One of the most eagerly awaited restaurants of 2016 will be the permanent incarnation of Andy Oliver’s remarkable pop-up Som Saa opening very soon in east London. Oliver, who worked at Thai god David Thompson’s Nahm in Bangkok, raised a whopping £700,000 through crowdfunding, and is renowned for his piquant Thai flavours and obsessive attention to detail, including in his home ferments and DIY coconut cream
© Adam Weatherley
Another ruminant in vogue is venison, with Sainsbury’s doubling its line for 2016. It provides a protein-packed punch, with B vitamins and iron, and it’s low in fat. Its entry into the mainstream is in part thanks to the Scottish restaurant Mac and Wild, just opened in London, whose Celtic head chef Andy Waugh (who also runs the Wild Game Co) has been touting it as street food for years (his venison burger pictured here)
From Brett Graham’s The Ledbury to Angela Hartnett’s kitchens at Lime Wood Hotel in the New Forest, Cabrito is the go-to goat supplier among the chef cognoscenti (roasted loin of kid pictured here) – but this year, domestic cooks can get in on the action, as Sushila Moles and James Whetlor of Cabrito offer their meat through Ocado
Mike Lusmore / mikelusmore.com
Coffee sage George Crawford is launching the much-anticipated Cupsmith with his partner, Emma. Crawford believes that 2016 is the year purist coffee will finally meet the masses; Cupsmith’s mission will be to make craft coffee as popular as craft beer on the high street. The company roasts Arabica beans in small batches, improving its quality – but sells it online, at cupsmith.com, in an approachable way: expect cheerful packaging and names such as Afternoon Reviver Coffee (designed for drinking with milk – no matter how uncouth, most of us want milk) and Glorious Espresso
10/11 120-day-old steak
Hanging meat for extremely long lengths of time has become an art.
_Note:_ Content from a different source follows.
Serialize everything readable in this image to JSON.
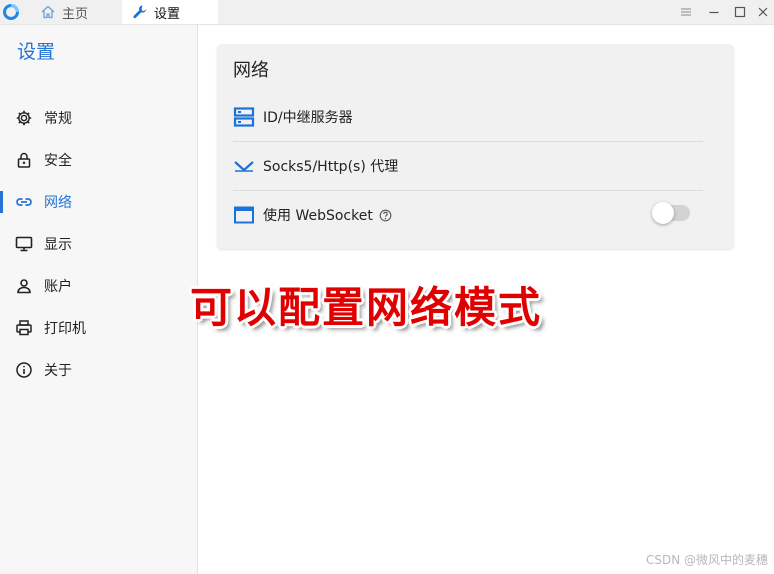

In Cumbria, Lake Road Kitchen’s James Cross is plating up 120-day-old steak (pictured here). The beef is from influential “ager” Dan Austin of Lake District Farmers, who is currently investigating the individual bacterial cultures that go into this maturing process
11/11 Lotus root
Diners can expect root-to-stem dining - cue the full lotus deployed by the Michelin-starred Indian Benares in its kamal kakdi aur paneer korma
However, Bourdain maintains that you need to choose your restaurant wisely, suggesting that a Monday mussels special at your “local fake Irish pub” may still not be “such a great idea.”
He concedes that ‘don’t eat fish on Monday’ will likely be on his headstone but urges us all to “Eat the damn fish”. And if that isn’t permission to head to the chippy, nothing is.